I plan to ramble on about my life, too. I remember the lost world of the Catskill Mountain Borsht Belt hotels in the 1960s and 1970s and I would like to comment on why and how they passed away. I once worked for a not-for-profit research outfit called The Franklin Institute Research Laboratories in Philadelphia and saw and did some interesting things, including an effort during the Carter administration to get solar energy off the ground. I learned what it was like to have people eagerly crowding around you because they think you can get them a solar energy project development grant. It can go to your head! Perhaps under the Obama administration the days of the National Solar Heating and Cooling Information Center I worked at will come back. But I hope they won't repeat our mistakes. And I once worked for a publication that served the amusement park, carnival, and theme park industry. Wow, were those trade shows fun!!
Just one of the things I want to comment on is how the desktop computer revolution sucked up some of the creative energy that should have gone into the post-Apollo space program, but how modern hardware and software makes small and cheap commercial space programs possible. So don't let me forget that. And I want to tip my hat to absent friends, like old-time radio programs I remember (Gunsmoke, Space Patrol, Tom Corbett, Space Cadet [ did Robert Heinlein have something to do with that program or did he just sell the name? Does anyone know for sure?], the B-Bar-B Riders, etc.). And maybe do an appreciation of Jean Shepherd, who used to broadcast on WOR in New York before he published in Playboy. Weirdly enough, I feel that some of Rush Limbaugh's on-the-air style comes from Ol' Shep. Perhaps they just share a Midwest storyteller's style -- or did El Rushbo swipe some of Ol' Shep's shtick? Well, there's a lot to cover.

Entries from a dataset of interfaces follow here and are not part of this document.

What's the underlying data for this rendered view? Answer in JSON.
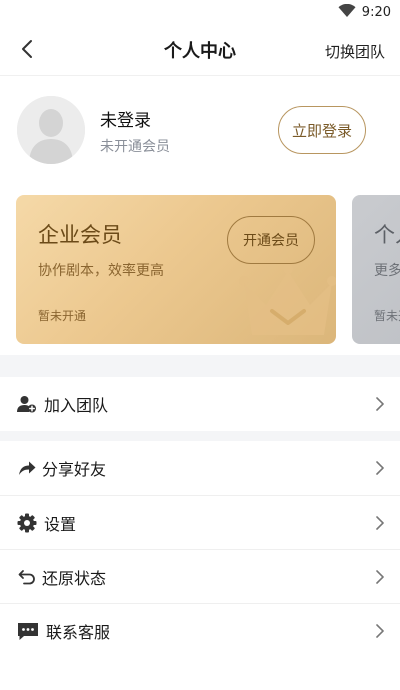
{
  "status_bar": {
    "time": "9:20",
    "icons": [
      "wifi-icon",
      "battery-icon"
    ]
  },
  "nav": {
    "title": "个人中心",
    "action": "切换团队",
    "back_icon": "chevron-left-icon"
  },
  "profile": {
    "name": "未登录",
    "membership": "未开通会员",
    "login_label": "立即登录",
    "avatar_icon": "default-avatar-icon"
  },
  "cards": [
    {
      "title": "企业会员",
      "desc": "协作剧本，效率更高",
      "status": "暂未开通",
      "button": "开通会员",
      "icon": "crown-icon"
    },
    {
      "title": "个人会员",
      "desc": "更多特权",
      "status": "暂未开通"
    }
  ],
  "menu": [
    {
      "label": "加入团队",
      "icon": "add-user-icon"
    },
    {
      "label": "分享好友",
      "icon": "share-icon"
    },
    {
      "label": "设置",
      "icon": "gear-icon"
    },
    {
      "label": "还原状态",
      "icon": "undo-icon"
    },
    {
      "label": "联系客服",
      "icon": "chat-icon"
    }
  ],
  "colors": {
    "accent_gold": "#b89660",
    "card_gold": "#ecc88f",
    "card_gray": "#b4b7bc",
    "band_gray": "#f4f5f7"
  }
}
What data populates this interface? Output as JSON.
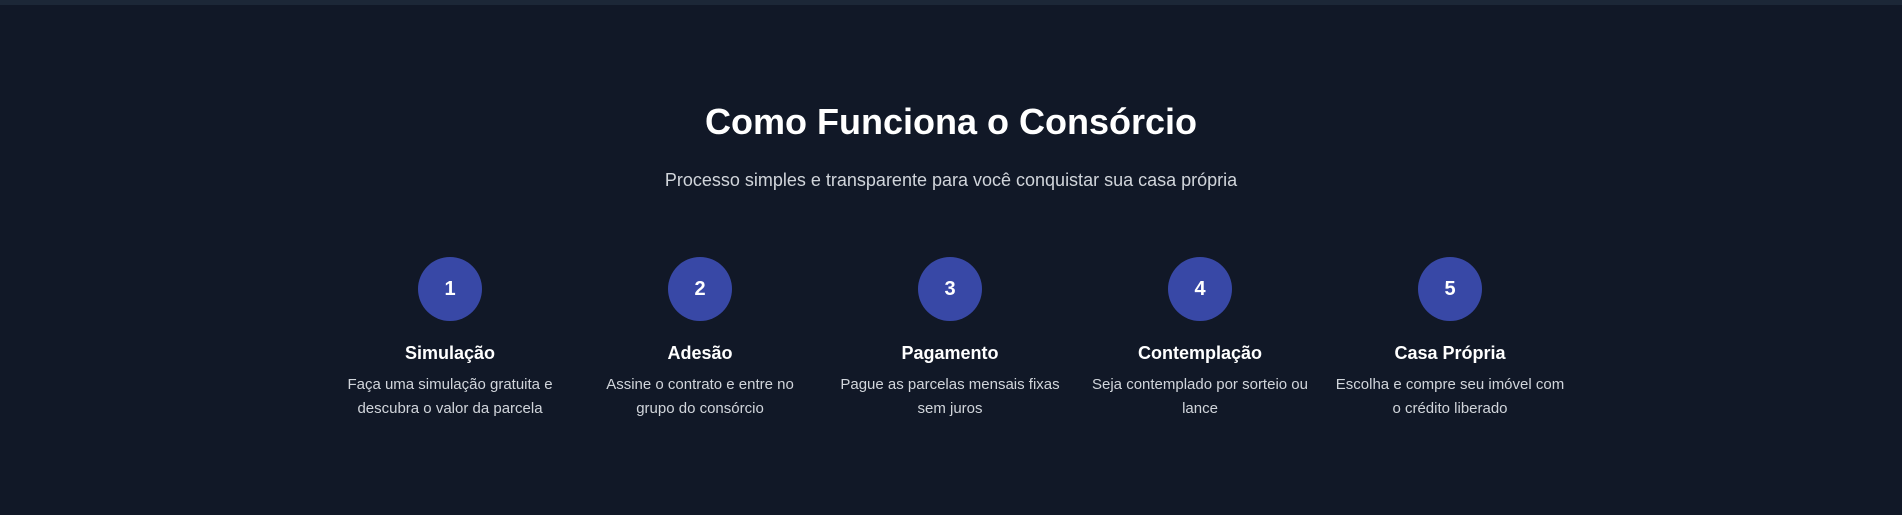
{
  "section": {
    "title": "Como Funciona o Consórcio",
    "subtitle": "Processo simples e transparente para você conquistar sua casa própria"
  },
  "steps": [
    {
      "number": "1",
      "title": "Simulação",
      "description": "Faça uma simulação gratuita e descubra o valor da parcela"
    },
    {
      "number": "2",
      "title": "Adesão",
      "description": "Assine o contrato e entre no grupo do consórcio"
    },
    {
      "number": "3",
      "title": "Pagamento",
      "description": "Pague as parcelas mensais fixas sem juros"
    },
    {
      "number": "4",
      "title": "Contemplação",
      "description": "Seja contemplado por sorteio ou lance"
    },
    {
      "number": "5",
      "title": "Casa Própria",
      "description": "Escolha e compre seu imóvel com o crédito liberado"
    }
  ],
  "colors": {
    "background": "#111827",
    "circle": "#3848a6",
    "text_primary": "#ffffff",
    "text_secondary": "#d1d5db"
  }
}
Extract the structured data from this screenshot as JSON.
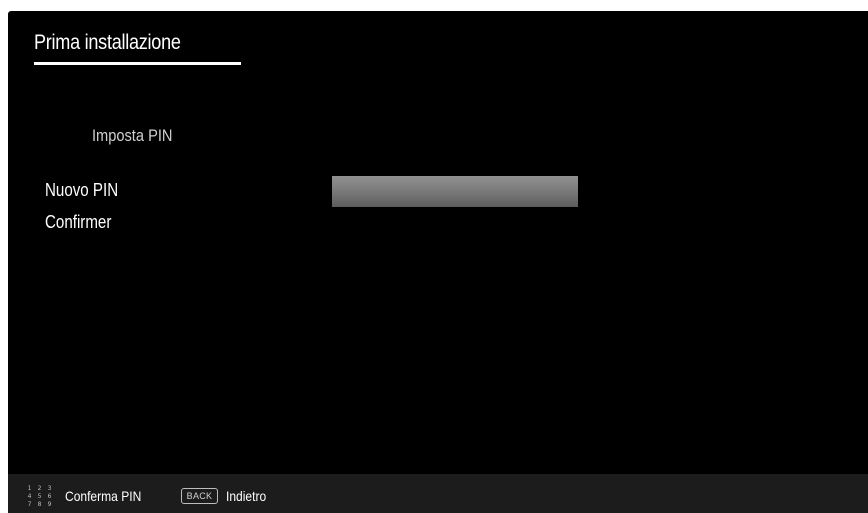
{
  "header": {
    "title": "Prima installazione"
  },
  "pin_setup": {
    "subtitle": "Imposta PIN",
    "new_pin_label": "Nuovo PIN",
    "confirm_label": "Confirmer",
    "new_pin_value": ""
  },
  "footer": {
    "keypad_digits": [
      "1",
      "2",
      "3",
      "4",
      "5",
      "6",
      "7",
      "8",
      "9"
    ],
    "confirm_pin_label": "Conferma PIN",
    "back_key": "BACK",
    "back_label": "Indietro"
  },
  "colors": {
    "background": "#000000",
    "footer_background": "#1c1c1c",
    "text": "#ffffff",
    "field_gradient_top": "#909090",
    "field_gradient_bottom": "#5c5c5c"
  }
}
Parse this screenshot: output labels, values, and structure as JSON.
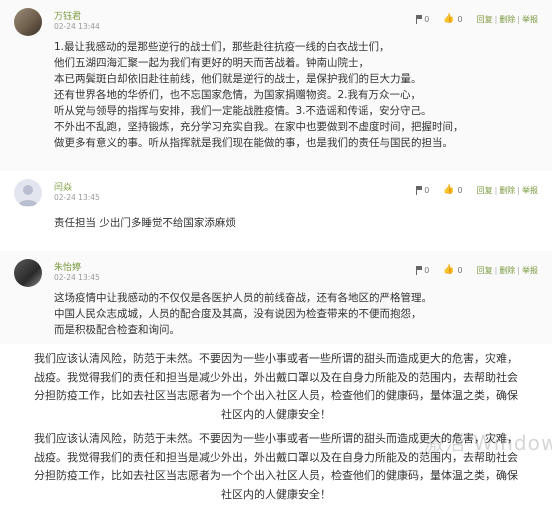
{
  "comments": [
    {
      "user": "万钰君",
      "time": "02-24 13:44",
      "flag_count": "0",
      "like_count": "0",
      "actions": [
        "回复",
        "删除",
        "举报"
      ],
      "lines": [
        "1.最让我感动的是那些逆行的战士们，那些赴往抗疫一线的白衣战士们，",
        "他们五湖四海汇聚一起为我们有更好的明天而苦战着。钟南山院士，",
        "本已两鬓斑白却依旧赴往前线，他们就是逆行的战士，是保护我们的巨大力量。",
        "还有世界各地的华侨们，也不忘国家危情，为国家捐赠物资。2.我有万众一心，",
        "听从党与领导的指挥与安排，我们一定能战胜疫情。3.不造谣和传谣，安分守己。",
        "不外出不乱跑，坚持锻炼，充分学习充实自我。在家中也要做到不虚度时间，把握时间，",
        "做更多有意义的事。听从指挥就是我们现在能做的事，也是我们的责任与国民的担当。"
      ]
    },
    {
      "user": "闫焱",
      "time": "02-24 13:45",
      "flag_count": "0",
      "like_count": "0",
      "actions": [
        "回复",
        "删除",
        "举报"
      ],
      "lines": [
        "责任担当  少出门多睡觉不给国家添麻烦"
      ]
    },
    {
      "user": "朱怡婷",
      "time": "02-24 13:45",
      "flag_count": "0",
      "like_count": "0",
      "actions": [
        "回复",
        "删除",
        "举报"
      ],
      "lines": [
        "这场疫情中让我感动的不仅仅是各医护人员的前线奋战，还有各地区的严格管理。",
        "中国人民众志成城，人员的配合度及其高，没有说因为检查带来的不便而抱怨，",
        "而是积极配合检查和询问。"
      ]
    }
  ],
  "posts": [
    {
      "lines": [
        "我们应该认清风险，防范于未然。不要因为一些小事或者一些所谓的甜头而造成更大的危害，灾难，",
        "战疫。我觉得我们的责任和担当是减少外出，外出戴口罩以及在自身力所能及的范围内，去帮助社会",
        "分担防疫工作，比如去社区当志愿者为一个个出入社区人员，检查他们的健康码，量体温之类，确保",
        "社区内的人健康安全！"
      ]
    },
    {
      "lines": [
        "我们应该认清风险，防范于未然。不要因为一些小事或者一些所谓的甜头而造成更大的危害，灾难，",
        "战疫。我觉得我们的责任和担当是减少外出，外出戴口罩以及在自身力所能及的范围内，去帮助社会",
        "分担防疫工作，比如去社区当志愿者为一个个出入社区人员，检查他们的健康码，量体温之类，确保",
        "社区内的人健康安全！"
      ]
    }
  ],
  "watermark": "激活 Windows",
  "icons": {
    "flag": "report-flag-icon",
    "thumb": "thumbs-up-icon"
  }
}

So, here's hoping I can attract the attention of some of you out in cyberspace and enlighten or amuse you. For those of you that find me, comments are invited!